Many of us fear the possibility of the United States running on a plutocratic system, in which the wealthy control and own the government because of their ability to buy off elected officials. The Citizens United Supreme Court case inflamed this fear by ruling the restriction of corporation and labor union contributions and expenditures for candidates as a violation of freedom of speech. I would like to address this wrongfully determined case with basic American ideals.
Justice Holmes gave rise to the term “marketplace of ideas,” which suggests that all speech is equalized naturally because consumer demand will consider what is important enough to publish or broadcast. Those who agree with the Citizens United decision would interpret this in their favor, by claiming that the government should not impose any restriction on campaign finances because – as Justice Holmes implied – the market will fix itself. They will say that both Democrats and Republicans have wealthy supporters, and that this will insure that the market remains balanced and no party subsists as favored over the other. However, this is not a partisan freedom of speech issue, but rather a class-based, economically disparate freedom of speech issue. I argue that the ruling limits political participation from less wealthy candidates because of the monopolization of this market.

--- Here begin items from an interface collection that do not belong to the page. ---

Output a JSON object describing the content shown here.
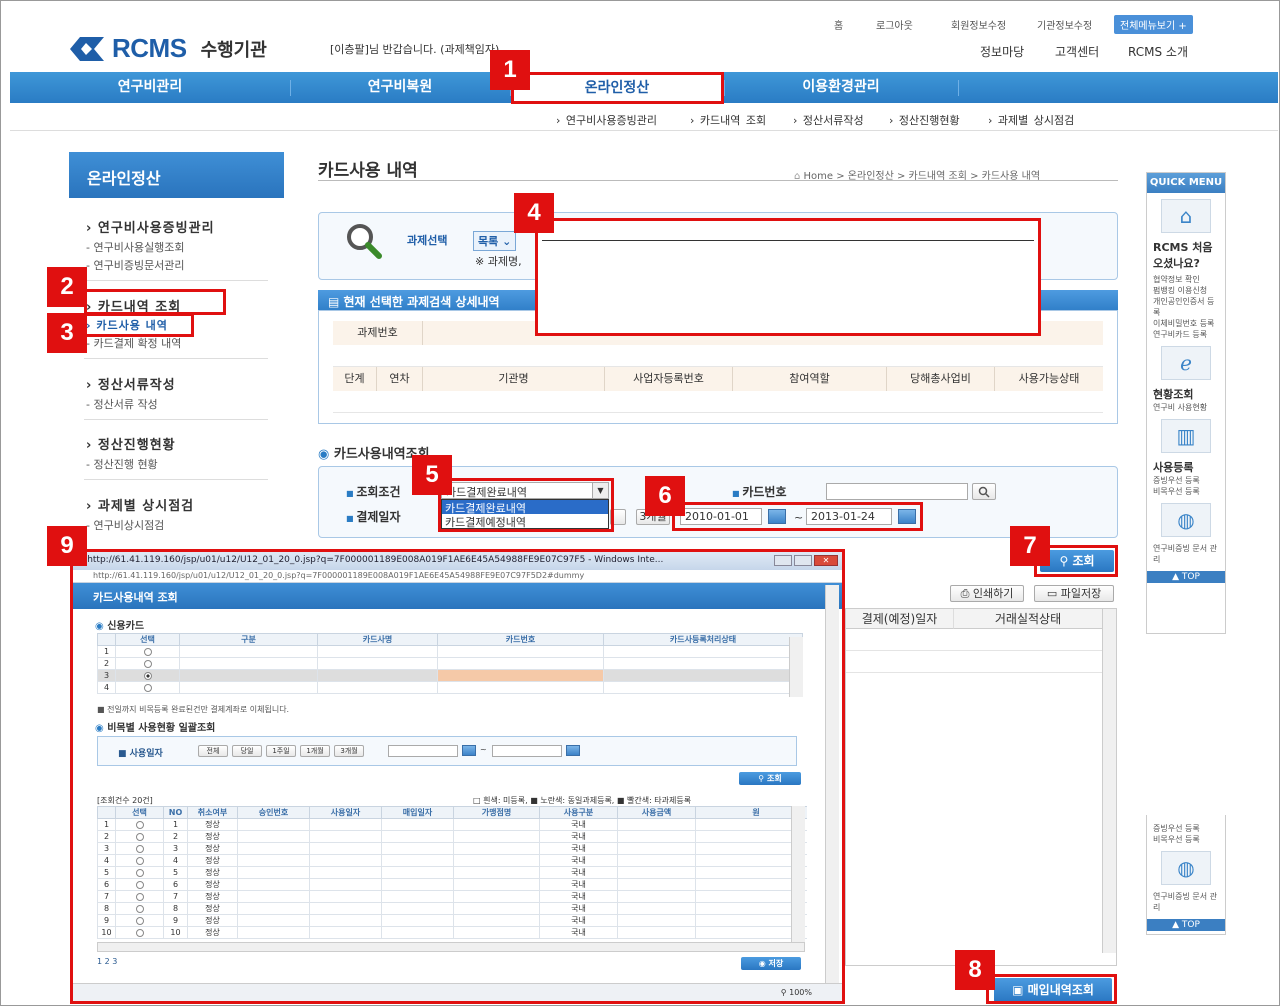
{
  "header": {
    "brand": "RCMS",
    "org": "수행기관",
    "welcome": "[이층팔]님 반갑습니다. (과제책임자)",
    "util_links": [
      "홈",
      "로그아웃",
      "회원정보수정",
      "기관정보수정"
    ],
    "all_menu": "전체메뉴보기 +",
    "secondary_links": [
      "정보마당",
      "고객센터",
      "RCMS 소개"
    ]
  },
  "gnb": {
    "items": [
      "연구비관리",
      "연구비복원",
      "온라인정산",
      "이용환경관리"
    ],
    "sub_items": [
      "› 연구비사용증빙관리",
      "› 카드내역 조회",
      "› 정산서류작성",
      "› 정산진행현황",
      "› 과제별 상시점검"
    ]
  },
  "lnb": {
    "title": "온라인정산",
    "groups": [
      {
        "title": "› 연구비사용증빙관리",
        "subs": [
          "- 연구비사용실행조회",
          "- 연구비증빙문서관리"
        ]
      },
      {
        "title": "› 카드내역 조회",
        "subs": [
          "› 카드사용 내역",
          "- 카드결제 확정 내역"
        ]
      },
      {
        "title": "› 정산서류작성",
        "subs": [
          "- 정산서류 작성"
        ]
      },
      {
        "title": "› 정산진행현황",
        "subs": [
          "- 정산진행 현황"
        ]
      },
      {
        "title": "› 과제별 상시점검",
        "subs": [
          "- 연구비상시점검"
        ]
      }
    ]
  },
  "page": {
    "title": "카드사용 내역",
    "breadcrumb": "Home  >  온라인정산  >  카드내역 조회  >  카드사용 내역",
    "select_label": "과제선택",
    "select_button": "목록",
    "select_note": "※ 과제명,",
    "panel_title": "현재 선택한 과제검색 상세내역",
    "panel_row1": [
      "과제번호"
    ],
    "panel_row2": [
      "단계",
      "연차",
      "기관명",
      "사업자등록번호",
      "참여역할",
      "당해총사업비",
      "사용가능상태"
    ],
    "section_title": "카드사용내역조회",
    "cond_label": "조회조건",
    "cond_value": "카드결제완료내역",
    "cond_options": [
      "카드결제완료내역",
      "카드결제예정내역"
    ],
    "date_label": "결제일자",
    "quick_btn": "3개월",
    "date_from": "2010-01-01",
    "date_to": "2013-01-24",
    "date_sep": "~",
    "cardno_label": "카드번호",
    "search_btn": "조회",
    "print_btn": "인쇄하기",
    "save_btn": "파일저장",
    "result_headers": [
      "결제(예정)일자",
      "거래실적상태"
    ],
    "purchase_btn": "매입내역조회"
  },
  "quick": {
    "head": "QUICK MENU",
    "items": [
      {
        "title": "RCMS 처음 오셨나요?",
        "desc": "협약정보 확인\n펌뱅킹 이용신청\n개인공인인증서 등록\n이체비밀번호 등록\n연구비카드 등록"
      },
      {
        "title": "현황조회",
        "desc": "연구비 사용현황"
      },
      {
        "title": "사용등록",
        "desc": "증빙우선 등록\n비목우선 등록"
      },
      {
        "title": "",
        "desc": "연구비증빙 문서 관리"
      }
    ],
    "top": "▲ TOP",
    "lower_desc1": "증빙우선 등록\n비목우선 등록",
    "lower_desc2": "연구비증빙 문서 관리"
  },
  "popup": {
    "window_title": "http://61.41.119.160/jsp/u01/u12/U12_01_20_0.jsp?q=7F000001189E008A019F1AE6E45A54988FE9E07C97F5 - Windows Inte...",
    "address": "http://61.41.119.160/jsp/u01/u12/U12_01_20_0.jsp?q=7F000001189E008A019F1AE6E45A54988FE9E07C97F5D2#dummy",
    "header": "카드사용내역 조회",
    "credit_title": "신용카드",
    "card_headers": [
      "선택",
      "구분",
      "카드사명",
      "카드번호",
      "카드사등록처리상태"
    ],
    "card_rows": [
      "1",
      "2",
      "3",
      "4"
    ],
    "note": "■ 전일까지 비목등록 완료된건만 결제계좌로 이체됩니다.",
    "bulk_title": "비목별 사용현황 일괄조회",
    "use_date_label": "■ 사용일자",
    "range_btns": [
      "전체",
      "당일",
      "1주일",
      "1개월",
      "3개월"
    ],
    "search_btn": "조회",
    "count_text": "[조회건수 20건]",
    "legend": "□ 흰색: 미등록, ■ 노란색: 동일과제등록, ■ 빨간색: 타과제등록",
    "list_headers": [
      "선택",
      "NO",
      "취소여부",
      "승인번호",
      "사용일자",
      "매입일자",
      "가맹점명",
      "사용구분",
      "사용금액",
      "원"
    ],
    "list_rows": [
      {
        "no": "1",
        "status": "정상",
        "kind": "국내"
      },
      {
        "no": "2",
        "status": "정상",
        "kind": "국내"
      },
      {
        "no": "3",
        "status": "정상",
        "kind": "국내"
      },
      {
        "no": "4",
        "status": "정상",
        "kind": "국내"
      },
      {
        "no": "5",
        "status": "정상",
        "kind": "국내"
      },
      {
        "no": "6",
        "status": "정상",
        "kind": "국내"
      },
      {
        "no": "7",
        "status": "정상",
        "kind": "국내"
      },
      {
        "no": "8",
        "status": "정상",
        "kind": "국내"
      },
      {
        "no": "9",
        "status": "정상",
        "kind": "국내"
      },
      {
        "no": "10",
        "status": "정상",
        "kind": "국내"
      }
    ],
    "pages": "1  2  3",
    "save_btn": "저장",
    "zoom": "100%"
  },
  "callouts": [
    "1",
    "2",
    "3",
    "4",
    "5",
    "6",
    "7",
    "8",
    "9"
  ],
  "colors": {
    "accent": "#2a7cc4",
    "callout": "#e01010",
    "thead_bg": "#fbf3ea"
  }
}
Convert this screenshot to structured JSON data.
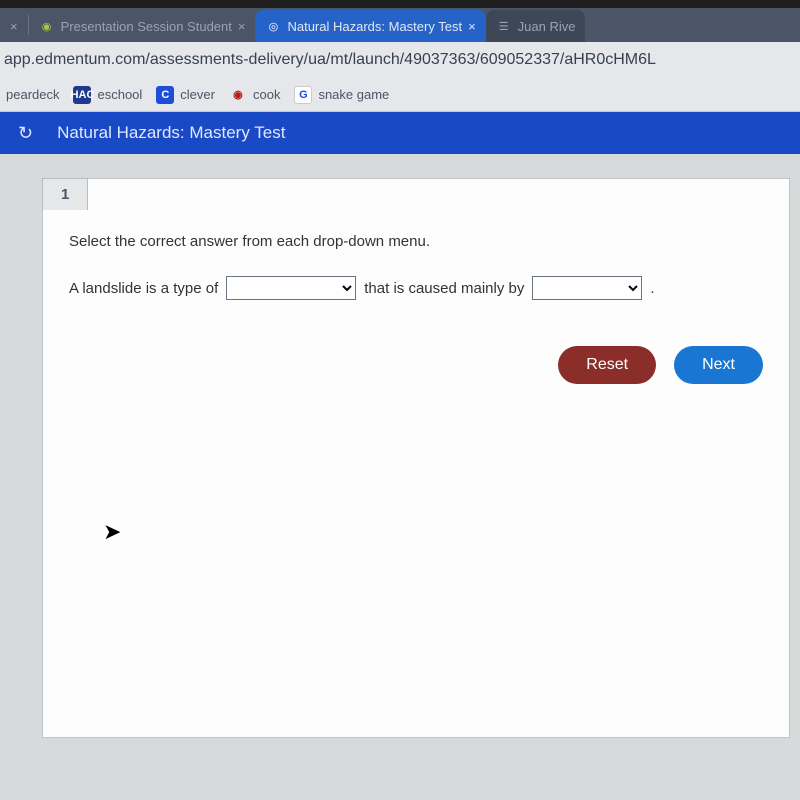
{
  "tabs": {
    "tab0_close": "×",
    "tab1_label": "Presentation Session Student",
    "tab1_close": "×",
    "tab_active_label": "Natural Hazards: Mastery Test",
    "tab_active_close": "×",
    "tab_right_label": "Juan Rive"
  },
  "url": "app.edmentum.com/assessments-delivery/ua/mt/launch/49037363/609052337/aHR0cHM6L",
  "bookmarks": {
    "b1": "peardeck",
    "b2": "eschool",
    "b2_icon": "HAC",
    "b3": "clever",
    "b3_icon": "C",
    "b4": "cook",
    "b5": "snake game",
    "b5_icon": "G"
  },
  "app": {
    "nav_icon": "↻",
    "title": "Natural Hazards: Mastery Test"
  },
  "question": {
    "number": "1",
    "instruction": "Select the correct answer from each drop-down menu.",
    "part1": "A landslide is a type of",
    "part2": "that is caused mainly by",
    "period": "."
  },
  "buttons": {
    "reset": "Reset",
    "next": "Next"
  }
}
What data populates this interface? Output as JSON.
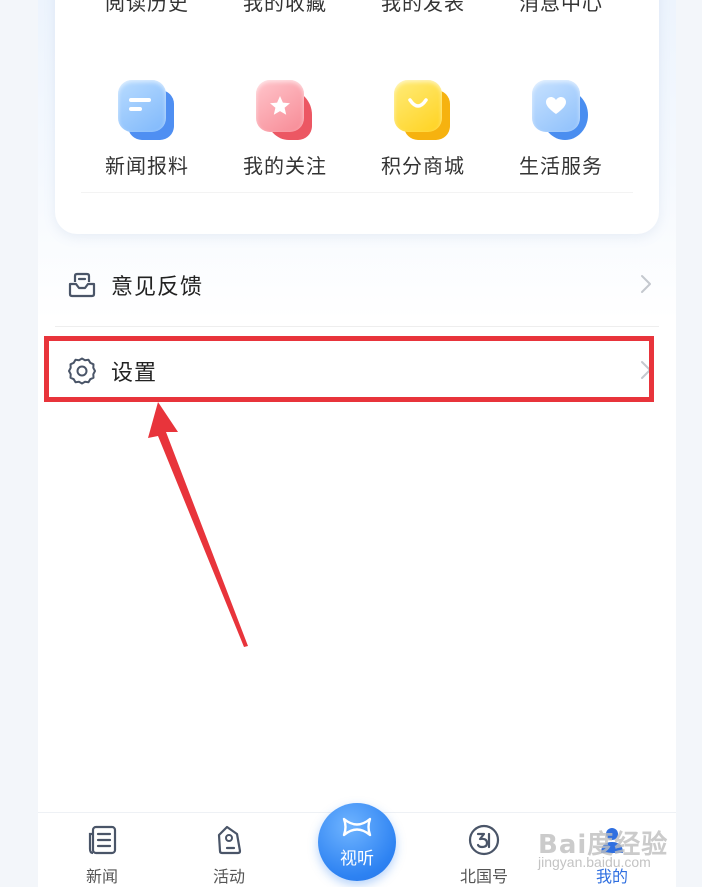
{
  "grid": {
    "top_row": [
      {
        "label": "阅读历史"
      },
      {
        "label": "我的收藏"
      },
      {
        "label": "我的发表"
      },
      {
        "label": "消息中心"
      }
    ],
    "mid_row": [
      {
        "label": "新闻报料",
        "icon": "news-report-icon",
        "color": "#4f8ff2"
      },
      {
        "label": "我的关注",
        "icon": "star-follow-icon",
        "color": "#ec5763"
      },
      {
        "label": "积分商城",
        "icon": "shopping-bag-icon",
        "color": "#f6b20f"
      },
      {
        "label": "生活服务",
        "icon": "heart-service-icon",
        "color": "#4a8ef0"
      }
    ]
  },
  "list": {
    "feedback": {
      "label": "意见反馈",
      "icon": "feedback-envelope-icon"
    },
    "settings": {
      "label": "设置",
      "icon": "gear-icon"
    }
  },
  "annotation": {
    "highlight_color": "#e8343b"
  },
  "bottom_nav": {
    "items": [
      {
        "label": "新闻",
        "icon": "newspaper-icon"
      },
      {
        "label": "活动",
        "icon": "tag-location-icon"
      },
      {
        "label": "视听",
        "icon": "play-bowtie-icon"
      },
      {
        "label": "北国号",
        "icon": "badge-icon"
      },
      {
        "label": "我的",
        "icon": "person-icon"
      }
    ],
    "active_color": "#2f6fe0",
    "center_color": "#2d82f2"
  },
  "watermark": {
    "main": "Bai度经验",
    "sub": "jingyan.baidu.com"
  }
}
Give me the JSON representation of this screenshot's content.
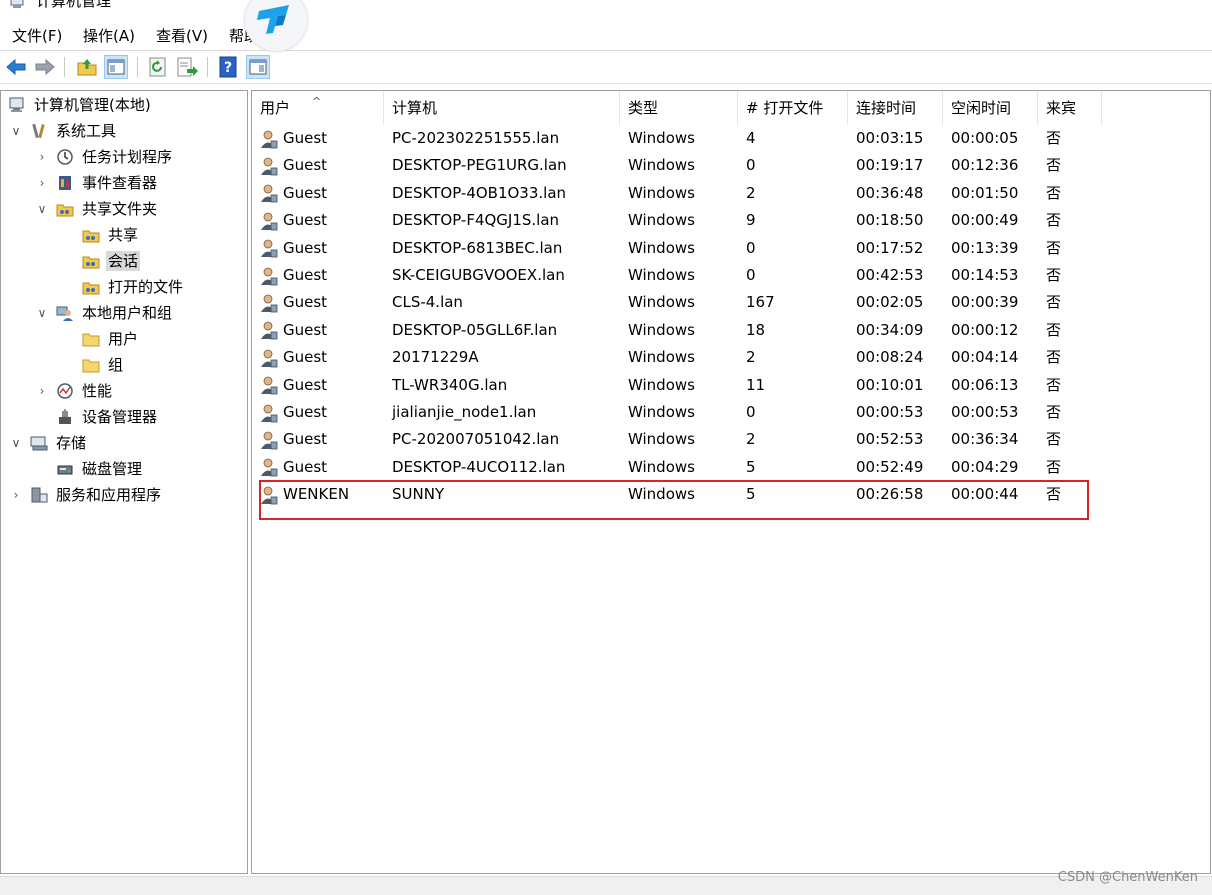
{
  "window": {
    "title": "计算机管理"
  },
  "menu": [
    "文件(F)",
    "操作(A)",
    "查看(V)",
    "帮助"
  ],
  "toolbar": {
    "buttons": [
      "back-arrow-icon",
      "forward-arrow-icon",
      "up-folder-icon",
      "show-hide-tree-icon",
      "refresh-icon",
      "export-list-icon",
      "help-icon",
      "show-hide-action-icon"
    ]
  },
  "tree": {
    "root": "计算机管理(本地)",
    "system_tools": "系统工具",
    "task_scheduler": "任务计划程序",
    "event_viewer": "事件查看器",
    "shared_folders": "共享文件夹",
    "shares": "共享",
    "sessions": "会话",
    "open_files": "打开的文件",
    "local_users": "本地用户和组",
    "users": "用户",
    "groups": "组",
    "performance": "性能",
    "device_manager": "设备管理器",
    "storage": "存储",
    "disk_management": "磁盘管理",
    "services_apps": "服务和应用程序"
  },
  "columns": {
    "user": "用户",
    "computer": "计算机",
    "type": "类型",
    "open_files": "# 打开文件",
    "connected": "连接时间",
    "idle": "空闲时间",
    "guest": "来宾"
  },
  "sessions": [
    {
      "user": "Guest",
      "computer": "PC-202302251555.lan",
      "type": "Windows",
      "open_files": "4",
      "connected": "00:03:15",
      "idle": "00:00:05",
      "guest": "否"
    },
    {
      "user": "Guest",
      "computer": "DESKTOP-PEG1URG.lan",
      "type": "Windows",
      "open_files": "0",
      "connected": "00:19:17",
      "idle": "00:12:36",
      "guest": "否"
    },
    {
      "user": "Guest",
      "computer": "DESKTOP-4OB1O33.lan",
      "type": "Windows",
      "open_files": "2",
      "connected": "00:36:48",
      "idle": "00:01:50",
      "guest": "否"
    },
    {
      "user": "Guest",
      "computer": "DESKTOP-F4QGJ1S.lan",
      "type": "Windows",
      "open_files": "9",
      "connected": "00:18:50",
      "idle": "00:00:49",
      "guest": "否"
    },
    {
      "user": "Guest",
      "computer": "DESKTOP-6813BEC.lan",
      "type": "Windows",
      "open_files": "0",
      "connected": "00:17:52",
      "idle": "00:13:39",
      "guest": "否"
    },
    {
      "user": "Guest",
      "computer": "SK-CEIGUBGVOOEX.lan",
      "type": "Windows",
      "open_files": "0",
      "connected": "00:42:53",
      "idle": "00:14:53",
      "guest": "否"
    },
    {
      "user": "Guest",
      "computer": "CLS-4.lan",
      "type": "Windows",
      "open_files": "167",
      "connected": "00:02:05",
      "idle": "00:00:39",
      "guest": "否"
    },
    {
      "user": "Guest",
      "computer": "DESKTOP-05GLL6F.lan",
      "type": "Windows",
      "open_files": "18",
      "connected": "00:34:09",
      "idle": "00:00:12",
      "guest": "否"
    },
    {
      "user": "Guest",
      "computer": "20171229A",
      "type": "Windows",
      "open_files": "2",
      "connected": "00:08:24",
      "idle": "00:04:14",
      "guest": "否"
    },
    {
      "user": "Guest",
      "computer": "TL-WR340G.lan",
      "type": "Windows",
      "open_files": "11",
      "connected": "00:10:01",
      "idle": "00:06:13",
      "guest": "否"
    },
    {
      "user": "Guest",
      "computer": "jialianjie_node1.lan",
      "type": "Windows",
      "open_files": "0",
      "connected": "00:00:53",
      "idle": "00:00:53",
      "guest": "否"
    },
    {
      "user": "Guest",
      "computer": "PC-202007051042.lan",
      "type": "Windows",
      "open_files": "2",
      "connected": "00:52:53",
      "idle": "00:36:34",
      "guest": "否"
    },
    {
      "user": "Guest",
      "computer": "DESKTOP-4UCO112.lan",
      "type": "Windows",
      "open_files": "5",
      "connected": "00:52:49",
      "idle": "00:04:29",
      "guest": "否"
    },
    {
      "user": "WENKEN",
      "computer": "SUNNY",
      "type": "Windows",
      "open_files": "5",
      "connected": "00:26:58",
      "idle": "00:00:44",
      "guest": "否"
    }
  ],
  "watermark": "CSDN @ChenWenKen",
  "colors": {
    "highlight": "#d8232a",
    "selection": "#d9d9d9",
    "toolbar_active": "#cce4f7"
  }
}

Logically, the candidate with the most donations will have the more well-equipped machine to reach out to voters. There is a reason why candidates advertise, phone bank, canvass, and throw meet and greet parties: because it works. This system is set up so that the candidate with the most voter outreach develops as the candidate with the highest chance of winning. The exploitation of this market is a violation to the freedom of speech of the candidate with overwhelmingly less funds than the other. Corporation’s monetary capabilities of participating in the election marketplace of ideas should not influence how often they contribute to the market in relation to their not-so-privileged opponents.
I also believe that by corporations and labor unions having the right to use their treasure box for unlimited expenditures on behalf of their preferred candidate, they silence the less wealthy candidate who lacks a deep pocket because voters will only see their side over and over again. Not to mention, corporations only donate mass sums of money when they feel their interest will be pursued in policy, making them the newly elected official’s top priority constituents. This causes political agendas to become altered when there lies an influence in money, by causing democratic discussion to focus on issues of special interest to these political contributors and not focus on the common good of all citizens. This can be detrimental because often what the corporation asks for is only beneficial to them while the common people bear the cost. For example, Big Pharma, the NRA, and oil and gas companies, donate millions of dollars to candidates that would support their cause even if the causes are arguably detrimental to society. This is what a plutocracy looks like and both decisions moved our system closer to it. This practice silences the voice of ordinary people and shifts it to corporations. Plutocracies do not value the freedom of speech of the people, but rather the freedom of speech of the wealthy who help fund the system.